■ Work instruction ■
Collect every line of the records below that contains the word "Nuevo".

■ Data section ■
——————
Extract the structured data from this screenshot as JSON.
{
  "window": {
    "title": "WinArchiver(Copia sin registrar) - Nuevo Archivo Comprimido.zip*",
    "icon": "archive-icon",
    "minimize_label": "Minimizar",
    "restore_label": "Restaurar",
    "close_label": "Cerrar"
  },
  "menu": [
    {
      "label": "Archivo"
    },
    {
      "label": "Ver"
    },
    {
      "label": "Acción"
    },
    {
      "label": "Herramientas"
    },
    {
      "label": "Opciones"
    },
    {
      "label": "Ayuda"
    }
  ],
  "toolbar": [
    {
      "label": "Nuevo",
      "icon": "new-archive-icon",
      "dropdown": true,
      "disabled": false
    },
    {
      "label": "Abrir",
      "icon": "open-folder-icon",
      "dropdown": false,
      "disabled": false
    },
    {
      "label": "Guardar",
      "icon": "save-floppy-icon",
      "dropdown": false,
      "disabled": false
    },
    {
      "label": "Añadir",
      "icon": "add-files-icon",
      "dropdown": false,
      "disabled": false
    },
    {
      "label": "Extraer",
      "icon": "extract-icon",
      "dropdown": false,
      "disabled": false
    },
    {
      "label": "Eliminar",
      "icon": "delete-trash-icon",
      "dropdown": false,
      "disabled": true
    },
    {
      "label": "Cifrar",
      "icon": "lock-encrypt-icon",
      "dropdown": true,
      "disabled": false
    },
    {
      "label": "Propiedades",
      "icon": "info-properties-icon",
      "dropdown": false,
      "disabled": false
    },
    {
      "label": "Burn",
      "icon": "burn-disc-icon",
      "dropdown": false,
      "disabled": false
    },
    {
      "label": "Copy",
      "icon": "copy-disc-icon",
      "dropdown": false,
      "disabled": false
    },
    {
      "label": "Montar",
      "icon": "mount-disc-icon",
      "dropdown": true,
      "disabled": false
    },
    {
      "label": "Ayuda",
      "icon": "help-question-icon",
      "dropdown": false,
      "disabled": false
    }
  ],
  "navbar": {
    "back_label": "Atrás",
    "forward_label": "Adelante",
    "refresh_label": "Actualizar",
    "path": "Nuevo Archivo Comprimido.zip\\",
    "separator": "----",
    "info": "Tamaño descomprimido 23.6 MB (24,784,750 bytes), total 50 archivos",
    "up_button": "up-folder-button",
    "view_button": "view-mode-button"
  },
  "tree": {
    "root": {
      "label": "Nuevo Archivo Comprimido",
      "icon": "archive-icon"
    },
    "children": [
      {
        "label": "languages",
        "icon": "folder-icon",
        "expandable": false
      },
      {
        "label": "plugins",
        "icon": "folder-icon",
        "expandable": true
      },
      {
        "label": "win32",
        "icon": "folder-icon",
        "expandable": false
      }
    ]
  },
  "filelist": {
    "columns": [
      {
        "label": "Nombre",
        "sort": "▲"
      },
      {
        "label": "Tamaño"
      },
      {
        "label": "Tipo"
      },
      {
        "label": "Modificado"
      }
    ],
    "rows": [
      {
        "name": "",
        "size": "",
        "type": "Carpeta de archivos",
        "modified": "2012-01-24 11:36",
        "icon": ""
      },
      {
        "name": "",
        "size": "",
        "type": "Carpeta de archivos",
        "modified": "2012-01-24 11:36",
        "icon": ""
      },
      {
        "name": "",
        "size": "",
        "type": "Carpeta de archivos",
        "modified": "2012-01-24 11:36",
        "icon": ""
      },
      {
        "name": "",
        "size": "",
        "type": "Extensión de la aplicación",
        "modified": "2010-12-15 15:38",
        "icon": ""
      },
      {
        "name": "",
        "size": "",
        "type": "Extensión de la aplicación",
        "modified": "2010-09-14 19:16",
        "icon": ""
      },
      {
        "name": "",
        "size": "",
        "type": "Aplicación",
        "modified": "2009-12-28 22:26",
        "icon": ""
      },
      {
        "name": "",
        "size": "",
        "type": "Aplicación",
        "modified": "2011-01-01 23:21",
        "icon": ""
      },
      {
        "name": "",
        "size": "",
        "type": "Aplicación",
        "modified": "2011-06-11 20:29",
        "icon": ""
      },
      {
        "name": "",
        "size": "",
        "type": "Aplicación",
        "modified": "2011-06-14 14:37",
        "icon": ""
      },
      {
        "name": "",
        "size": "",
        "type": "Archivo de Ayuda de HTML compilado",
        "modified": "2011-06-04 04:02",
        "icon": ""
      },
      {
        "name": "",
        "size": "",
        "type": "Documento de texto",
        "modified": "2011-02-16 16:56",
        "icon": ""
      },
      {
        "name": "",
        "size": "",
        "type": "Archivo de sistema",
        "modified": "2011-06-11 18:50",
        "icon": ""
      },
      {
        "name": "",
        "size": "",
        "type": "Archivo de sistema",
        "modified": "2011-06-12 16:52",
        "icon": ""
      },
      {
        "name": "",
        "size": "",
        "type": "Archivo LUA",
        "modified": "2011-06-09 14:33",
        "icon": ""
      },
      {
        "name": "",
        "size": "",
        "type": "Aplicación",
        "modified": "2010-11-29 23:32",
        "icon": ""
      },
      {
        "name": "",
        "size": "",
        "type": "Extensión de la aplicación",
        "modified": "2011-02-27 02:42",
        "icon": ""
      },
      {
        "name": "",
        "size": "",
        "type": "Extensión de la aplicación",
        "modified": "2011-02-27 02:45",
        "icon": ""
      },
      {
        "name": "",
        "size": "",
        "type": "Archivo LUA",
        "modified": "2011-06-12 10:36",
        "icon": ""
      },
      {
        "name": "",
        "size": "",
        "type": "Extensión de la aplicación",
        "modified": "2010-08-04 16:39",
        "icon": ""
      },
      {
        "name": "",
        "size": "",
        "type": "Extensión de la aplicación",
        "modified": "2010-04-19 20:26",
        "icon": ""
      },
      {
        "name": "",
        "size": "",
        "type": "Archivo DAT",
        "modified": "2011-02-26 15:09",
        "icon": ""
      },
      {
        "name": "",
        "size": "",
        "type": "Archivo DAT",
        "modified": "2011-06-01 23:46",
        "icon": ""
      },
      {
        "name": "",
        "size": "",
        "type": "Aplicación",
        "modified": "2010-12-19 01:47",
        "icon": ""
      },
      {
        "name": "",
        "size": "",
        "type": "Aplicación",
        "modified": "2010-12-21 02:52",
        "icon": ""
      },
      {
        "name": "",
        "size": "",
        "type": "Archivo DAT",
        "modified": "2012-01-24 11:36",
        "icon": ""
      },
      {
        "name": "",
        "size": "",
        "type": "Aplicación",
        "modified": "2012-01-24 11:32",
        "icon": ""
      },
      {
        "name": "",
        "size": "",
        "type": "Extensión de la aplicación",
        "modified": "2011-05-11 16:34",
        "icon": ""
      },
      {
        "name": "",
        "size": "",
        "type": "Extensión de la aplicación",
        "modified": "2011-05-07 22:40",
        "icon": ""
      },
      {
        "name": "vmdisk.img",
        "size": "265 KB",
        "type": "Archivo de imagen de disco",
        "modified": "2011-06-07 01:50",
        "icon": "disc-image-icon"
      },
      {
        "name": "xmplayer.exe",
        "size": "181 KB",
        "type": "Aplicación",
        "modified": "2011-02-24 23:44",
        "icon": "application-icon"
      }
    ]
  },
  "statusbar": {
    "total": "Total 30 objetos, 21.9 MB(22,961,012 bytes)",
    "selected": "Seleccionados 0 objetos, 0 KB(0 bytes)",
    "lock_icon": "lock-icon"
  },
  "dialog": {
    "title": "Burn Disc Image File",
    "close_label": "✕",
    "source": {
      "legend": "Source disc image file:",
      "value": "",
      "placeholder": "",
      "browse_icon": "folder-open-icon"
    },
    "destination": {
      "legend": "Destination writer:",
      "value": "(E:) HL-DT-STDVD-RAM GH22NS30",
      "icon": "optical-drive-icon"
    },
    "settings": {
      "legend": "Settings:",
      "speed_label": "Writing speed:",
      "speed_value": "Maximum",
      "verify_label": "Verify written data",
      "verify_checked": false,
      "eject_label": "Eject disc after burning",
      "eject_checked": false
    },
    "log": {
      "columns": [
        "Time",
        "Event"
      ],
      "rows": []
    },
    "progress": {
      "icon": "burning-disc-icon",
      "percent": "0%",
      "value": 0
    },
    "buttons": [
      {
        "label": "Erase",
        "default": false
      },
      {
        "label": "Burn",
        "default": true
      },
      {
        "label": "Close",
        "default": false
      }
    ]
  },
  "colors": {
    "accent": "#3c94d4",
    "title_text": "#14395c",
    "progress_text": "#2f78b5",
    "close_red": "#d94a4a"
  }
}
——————
■ Task answer ■
    "title": "WinArchiver(Copia sin registrar) - Nuevo Archivo Comprimido.zip*",
      "label": "Nuevo",
    "path": "Nuevo Archivo Comprimido.zip\\",
      "label": "Nuevo Archivo Comprimido",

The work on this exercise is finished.